Page and application data records
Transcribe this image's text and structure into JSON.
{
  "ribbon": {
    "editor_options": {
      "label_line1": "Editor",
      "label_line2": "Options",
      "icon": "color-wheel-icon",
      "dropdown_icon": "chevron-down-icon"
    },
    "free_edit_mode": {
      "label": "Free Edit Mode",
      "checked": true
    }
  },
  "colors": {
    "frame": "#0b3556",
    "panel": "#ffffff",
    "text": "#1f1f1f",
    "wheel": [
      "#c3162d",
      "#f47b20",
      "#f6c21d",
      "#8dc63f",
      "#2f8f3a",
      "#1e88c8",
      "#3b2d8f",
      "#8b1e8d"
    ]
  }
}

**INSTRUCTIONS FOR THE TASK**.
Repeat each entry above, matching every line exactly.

**EXERCISE RESULT**.
Transcribe this image's text and structure into JSON.
{
  "ribbon": {
    "editor_options": {
      "label_line1": "Editor",
      "label_line2": "Options",
      "icon": "color-wheel-icon",
      "dropdown_icon": "chevron-down-icon"
    },
    "free_edit_mode": {
      "label": "Free Edit Mode",
      "checked": true
    }
  },
  "colors": {
    "frame": "#0b3556",
    "panel": "#ffffff",
    "text": "#1f1f1f",
    "wheel": [
      "#c3162d",
      "#f47b20",
      "#f6c21d",
      "#8dc63f",
      "#2f8f3a",
      "#1e88c8",
      "#3b2d8f",
      "#8b1e8d"
    ]
  }
}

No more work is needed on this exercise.